The original, black-and-white ad features a catchy song repeating “Kennedy” over and over in the chorus, while images of JFK and his name are shown over lyrics like: “Do you want a man for president who’s seasoned through and though? But not so doggone seasoned that he won’t try something new? A man whose old enough to know and young enough to do?”
RFK Jr.’s includes the same song with the same lyrics, along with the same (now-vintage) vibe of the original. However, the new ad, which takes on red hues instead of the gray tones of the original, features RFK Jr.’s superimposed over some of those same images. Both ads feature the phrase “Kennedy for President.”

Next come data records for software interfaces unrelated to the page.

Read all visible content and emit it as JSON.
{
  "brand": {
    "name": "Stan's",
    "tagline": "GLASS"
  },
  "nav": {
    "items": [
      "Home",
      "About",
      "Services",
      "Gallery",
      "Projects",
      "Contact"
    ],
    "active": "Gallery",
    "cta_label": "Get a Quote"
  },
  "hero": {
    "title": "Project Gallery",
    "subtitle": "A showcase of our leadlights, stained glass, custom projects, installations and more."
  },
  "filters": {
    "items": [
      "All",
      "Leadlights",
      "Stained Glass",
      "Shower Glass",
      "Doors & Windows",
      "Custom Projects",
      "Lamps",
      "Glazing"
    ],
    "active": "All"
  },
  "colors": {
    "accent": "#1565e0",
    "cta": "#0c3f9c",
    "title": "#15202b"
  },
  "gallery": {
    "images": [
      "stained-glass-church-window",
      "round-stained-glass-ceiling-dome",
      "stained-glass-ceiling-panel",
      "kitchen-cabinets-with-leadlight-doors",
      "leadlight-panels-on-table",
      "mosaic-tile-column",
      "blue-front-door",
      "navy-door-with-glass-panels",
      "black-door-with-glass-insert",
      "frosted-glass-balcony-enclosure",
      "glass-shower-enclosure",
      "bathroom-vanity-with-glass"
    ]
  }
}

At the end of the spot, it says it hails from American Values 2024, which describes itself on X (formerly Twitter) as a “super PAC dedicated to restoring the soul of democracy to America. Building a movement, the long-term mission is to take back our gov’t from corporate interests.”
His cousin, Bobby Shriver, hit social media blasting the ad.
“My cousin’s Super Bowl ad used our uncle’s faces- and my Mother’s. She would be appalled by his deadly health care views. Respect for science, vaccines, & health care equity were in her DNA. She strongly supported my health care work at @ONECampaign & @RED which he opposes,” Shriver wrote. (Shriver’s mother was Eunice Kennedy Shriver.)
Kennedy is running as an independent in the 2024 presidential campaign.
“I’ve learned a lot in the last two years,” she said. “I pay less attention to social media. There’s a cycle to news. Things spike, they talk about it for one or two days, then they move on. And so I’ve learned to stay out of it because my words live on. And because Bobby’s my husband. And I would never want to hurt Bobby. I love him.”
CBS Sports has said the cost of one 30-second ad is $7 million this year.
Watch RFK Jr.’s ad, and JFK’s original, below.